* [TASK STATEMENT]: The whole of the data is to be reproduced exactly.

RECORDS SHOWN START

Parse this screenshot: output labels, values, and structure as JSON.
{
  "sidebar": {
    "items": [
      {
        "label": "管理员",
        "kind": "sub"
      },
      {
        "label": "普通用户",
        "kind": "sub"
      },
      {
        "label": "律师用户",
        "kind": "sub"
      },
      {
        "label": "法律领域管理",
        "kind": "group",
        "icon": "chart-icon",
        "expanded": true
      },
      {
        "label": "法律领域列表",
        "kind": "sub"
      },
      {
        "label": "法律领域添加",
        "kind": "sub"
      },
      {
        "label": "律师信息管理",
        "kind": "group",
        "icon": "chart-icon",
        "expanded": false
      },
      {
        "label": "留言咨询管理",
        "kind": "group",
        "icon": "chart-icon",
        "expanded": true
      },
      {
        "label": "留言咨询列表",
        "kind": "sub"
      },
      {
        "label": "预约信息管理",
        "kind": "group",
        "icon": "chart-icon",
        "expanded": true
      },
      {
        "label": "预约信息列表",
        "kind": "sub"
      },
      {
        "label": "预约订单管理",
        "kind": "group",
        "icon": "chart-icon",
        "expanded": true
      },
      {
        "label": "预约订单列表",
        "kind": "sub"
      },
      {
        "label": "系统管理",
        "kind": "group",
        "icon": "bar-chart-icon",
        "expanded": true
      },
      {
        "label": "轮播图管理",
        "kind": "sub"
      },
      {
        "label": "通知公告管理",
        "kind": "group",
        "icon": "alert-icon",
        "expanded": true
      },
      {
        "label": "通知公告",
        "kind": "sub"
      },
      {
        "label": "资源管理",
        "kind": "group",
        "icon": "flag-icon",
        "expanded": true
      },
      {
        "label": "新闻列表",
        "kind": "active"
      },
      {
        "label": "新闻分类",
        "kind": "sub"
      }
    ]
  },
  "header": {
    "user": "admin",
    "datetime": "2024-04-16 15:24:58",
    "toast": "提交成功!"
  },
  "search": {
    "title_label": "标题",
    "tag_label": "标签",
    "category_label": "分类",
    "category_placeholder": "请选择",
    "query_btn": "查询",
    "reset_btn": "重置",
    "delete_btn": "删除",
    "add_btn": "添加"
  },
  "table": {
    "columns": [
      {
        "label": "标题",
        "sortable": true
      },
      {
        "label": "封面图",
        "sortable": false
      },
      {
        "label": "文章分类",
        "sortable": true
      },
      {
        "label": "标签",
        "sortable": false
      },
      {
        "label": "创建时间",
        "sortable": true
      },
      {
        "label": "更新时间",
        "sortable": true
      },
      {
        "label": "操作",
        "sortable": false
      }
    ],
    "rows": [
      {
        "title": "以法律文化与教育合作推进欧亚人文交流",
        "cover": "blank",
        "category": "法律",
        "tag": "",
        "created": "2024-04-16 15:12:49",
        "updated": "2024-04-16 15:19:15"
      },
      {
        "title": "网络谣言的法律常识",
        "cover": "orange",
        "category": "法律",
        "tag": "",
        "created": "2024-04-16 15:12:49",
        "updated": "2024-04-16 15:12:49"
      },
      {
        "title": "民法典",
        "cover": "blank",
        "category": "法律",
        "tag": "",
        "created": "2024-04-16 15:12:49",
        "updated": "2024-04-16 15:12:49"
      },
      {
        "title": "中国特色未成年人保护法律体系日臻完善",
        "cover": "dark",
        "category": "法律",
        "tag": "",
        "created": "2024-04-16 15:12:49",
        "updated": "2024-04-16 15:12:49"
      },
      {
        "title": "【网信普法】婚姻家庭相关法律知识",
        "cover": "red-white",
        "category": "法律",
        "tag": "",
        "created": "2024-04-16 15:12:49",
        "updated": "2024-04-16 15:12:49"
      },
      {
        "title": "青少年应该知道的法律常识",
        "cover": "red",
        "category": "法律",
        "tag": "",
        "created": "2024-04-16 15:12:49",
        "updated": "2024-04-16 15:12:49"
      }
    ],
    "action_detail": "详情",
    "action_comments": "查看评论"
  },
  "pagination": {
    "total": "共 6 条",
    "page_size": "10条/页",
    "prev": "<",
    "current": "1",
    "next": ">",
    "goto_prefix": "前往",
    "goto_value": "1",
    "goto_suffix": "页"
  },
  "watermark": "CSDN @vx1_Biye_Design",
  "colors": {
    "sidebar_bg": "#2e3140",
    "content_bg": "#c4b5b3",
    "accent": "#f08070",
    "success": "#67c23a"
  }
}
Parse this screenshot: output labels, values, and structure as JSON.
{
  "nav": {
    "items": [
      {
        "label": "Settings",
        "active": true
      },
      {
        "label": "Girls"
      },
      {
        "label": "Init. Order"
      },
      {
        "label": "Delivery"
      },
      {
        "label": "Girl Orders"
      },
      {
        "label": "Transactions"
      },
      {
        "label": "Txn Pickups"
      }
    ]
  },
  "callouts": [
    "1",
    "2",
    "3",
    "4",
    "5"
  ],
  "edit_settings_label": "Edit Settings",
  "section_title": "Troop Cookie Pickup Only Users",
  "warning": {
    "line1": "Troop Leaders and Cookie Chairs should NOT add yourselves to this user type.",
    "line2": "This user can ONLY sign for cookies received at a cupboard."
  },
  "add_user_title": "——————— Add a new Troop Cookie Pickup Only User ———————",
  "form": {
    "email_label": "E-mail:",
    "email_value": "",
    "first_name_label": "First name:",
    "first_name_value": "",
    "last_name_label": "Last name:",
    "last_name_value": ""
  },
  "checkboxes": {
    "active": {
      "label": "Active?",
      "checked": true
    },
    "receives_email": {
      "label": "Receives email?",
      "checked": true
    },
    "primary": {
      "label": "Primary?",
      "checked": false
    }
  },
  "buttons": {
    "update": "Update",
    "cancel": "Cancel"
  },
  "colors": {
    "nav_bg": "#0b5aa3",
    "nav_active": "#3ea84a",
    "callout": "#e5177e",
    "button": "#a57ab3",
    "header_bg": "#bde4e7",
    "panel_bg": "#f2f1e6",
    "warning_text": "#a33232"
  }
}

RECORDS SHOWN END

* [TASK RESULT]:
Parse this screenshot: output labels, values, and structure as JSON.
{
  "sidebar": {
    "items": [
      {
        "label": "管理员",
        "kind": "sub"
      },
      {
        "label": "普通用户",
        "kind": "sub"
      },
      {
        "label": "律师用户",
        "kind": "sub"
      },
      {
        "label": "法律领域管理",
        "kind": "group",
        "icon": "chart-icon",
        "expanded": true
      },
      {
        "label": "法律领域列表",
        "kind": "sub"
      },
      {
        "label": "法律领域添加",
        "kind": "sub"
      },
      {
        "label": "律师信息管理",
        "kind": "group",
        "icon": "chart-icon",
        "expanded": false
      },
      {
        "label": "留言咨询管理",
        "kind": "group",
        "icon": "chart-icon",
        "expanded": true
      },
      {
        "label": "留言咨询列表",
        "kind": "sub"
      },
      {
        "label": "预约信息管理",
        "kind": "group",
        "icon": "chart-icon",
        "expanded": true
      },
      {
        "label": "预约信息列表",
        "kind": "sub"
      },
      {
        "label": "预约订单管理",
        "kind": "group",
        "icon": "chart-icon",
        "expanded": true
      },
      {
        "label": "预约订单列表",
        "kind": "sub"
      },
      {
        "label": "系统管理",
        "kind": "group",
        "icon": "bar-chart-icon",
        "expanded": true
      },
      {
        "label": "轮播图管理",
        "kind": "sub"
      },
      {
        "label": "通知公告管理",
        "kind": "group",
        "icon": "alert-icon",
        "expanded": true
      },
      {
        "label": "通知公告",
        "kind": "sub"
      },
      {
        "label": "资源管理",
        "kind": "group",
        "icon": "flag-icon",
        "expanded": true
      },
      {
        "label": "新闻列表",
        "kind": "active"
      },
      {
        "label": "新闻分类",
        "kind": "sub"
      }
    ]
  },
  "header": {
    "user": "admin",
    "datetime": "2024-04-16 15:24:58",
    "toast": "提交成功!"
  },
  "search": {
    "title_label": "标题",
    "tag_label": "标签",
    "category_label": "分类",
    "category_placeholder": "请选择",
    "query_btn": "查询",
    "reset_btn": "重置",
    "delete_btn": "删除",
    "add_btn": "添加"
  },
  "table": {
    "columns": [
      {
        "label": "标题",
        "sortable": true
      },
      {
        "label": "封面图",
        "sortable": false
      },
      {
        "label": "文章分类",
        "sortable": true
      },
      {
        "label": "标签",
        "sortable": false
      },
      {
        "label": "创建时间",
        "sortable": true
      },
      {
        "label": "更新时间",
        "sortable": true
      },
      {
        "label": "操作",
        "sortable": false
      }
    ],
    "rows": [
      {
        "title": "以法律文化与教育合作推进欧亚人文交流",
        "cover": "blank",
        "category": "法律",
        "tag": "",
        "created": "2024-04-16 15:12:49",
        "updated": "2024-04-16 15:19:15"
      },
      {
        "title": "网络谣言的法律常识",
        "cover": "orange",
        "category": "法律",
        "tag": "",
        "created": "2024-04-16 15:12:49",
        "updated": "2024-04-16 15:12:49"
      },
      {
        "title": "民法典",
        "cover": "blank",
        "category": "法律",
        "tag": "",
        "created": "2024-04-16 15:12:49",
        "updated": "2024-04-16 15:12:49"
      },
      {
        "title": "中国特色未成年人保护法律体系日臻完善",
        "cover": "dark",
        "category": "法律",
        "tag": "",
        "created": "2024-04-16 15:12:49",
        "updated": "2024-04-16 15:12:49"
      },
      {
        "title": "【网信普法】婚姻家庭相关法律知识",
        "cover": "red-white",
        "category": "法律",
        "tag": "",
        "created": "2024-04-16 15:12:49",
        "updated": "2024-04-16 15:12:49"
      },
      {
        "title": "青少年应该知道的法律常识",
        "cover": "red",
        "category": "法律",
        "tag": "",
        "created": "2024-04-16 15:12:49",
        "updated": "2024-04-16 15:12:49"
      }
    ],
    "action_detail": "详情",
    "action_comments": "查看评论"
  },
  "pagination": {
    "total": "共 6 条",
    "page_size": "10条/页",
    "prev": "<",
    "current": "1",
    "next": ">",
    "goto_prefix": "前往",
    "goto_value": "1",
    "goto_suffix": "页"
  },
  "watermark": "CSDN @vx1_Biye_Design",
  "colors": {
    "sidebar_bg": "#2e3140",
    "content_bg": "#c4b5b3",
    "accent": "#f08070",
    "success": "#67c23a"
  }
}
Parse this screenshot: output labels, values, and structure as JSON.
{
  "nav": {
    "items": [
      {
        "label": "Settings",
        "active": true
      },
      {
        "label": "Girls"
      },
      {
        "label": "Init. Order"
      },
      {
        "label": "Delivery"
      },
      {
        "label": "Girl Orders"
      },
      {
        "label": "Transactions"
      },
      {
        "label": "Txn Pickups"
      }
    ]
  },
  "callouts": [
    "1",
    "2",
    "3",
    "4",
    "5"
  ],
  "edit_settings_label": "Edit Settings",
  "section_title": "Troop Cookie Pickup Only Users",
  "warning": {
    "line1": "Troop Leaders and Cookie Chairs should NOT add yourselves to this user type.",
    "line2": "This user can ONLY sign for cookies received at a cupboard."
  },
  "add_user_title": "——————— Add a new Troop Cookie Pickup Only User ———————",
  "form": {
    "email_label": "E-mail:",
    "email_value": "",
    "first_name_label": "First name:",
    "first_name_value": "",
    "last_name_label": "Last name:",
    "last_name_value": ""
  },
  "checkboxes": {
    "active": {
      "label": "Active?",
      "checked": true
    },
    "receives_email": {
      "label": "Receives email?",
      "checked": true
    },
    "primary": {
      "label": "Primary?",
      "checked": false
    }
  },
  "buttons": {
    "update": "Update",
    "cancel": "Cancel"
  },
  "colors": {
    "nav_bg": "#0b5aa3",
    "nav_active": "#3ea84a",
    "callout": "#e5177e",
    "button": "#a57ab3",
    "header_bg": "#bde4e7",
    "panel_bg": "#f2f1e6",
    "warning_text": "#a33232"
  }
}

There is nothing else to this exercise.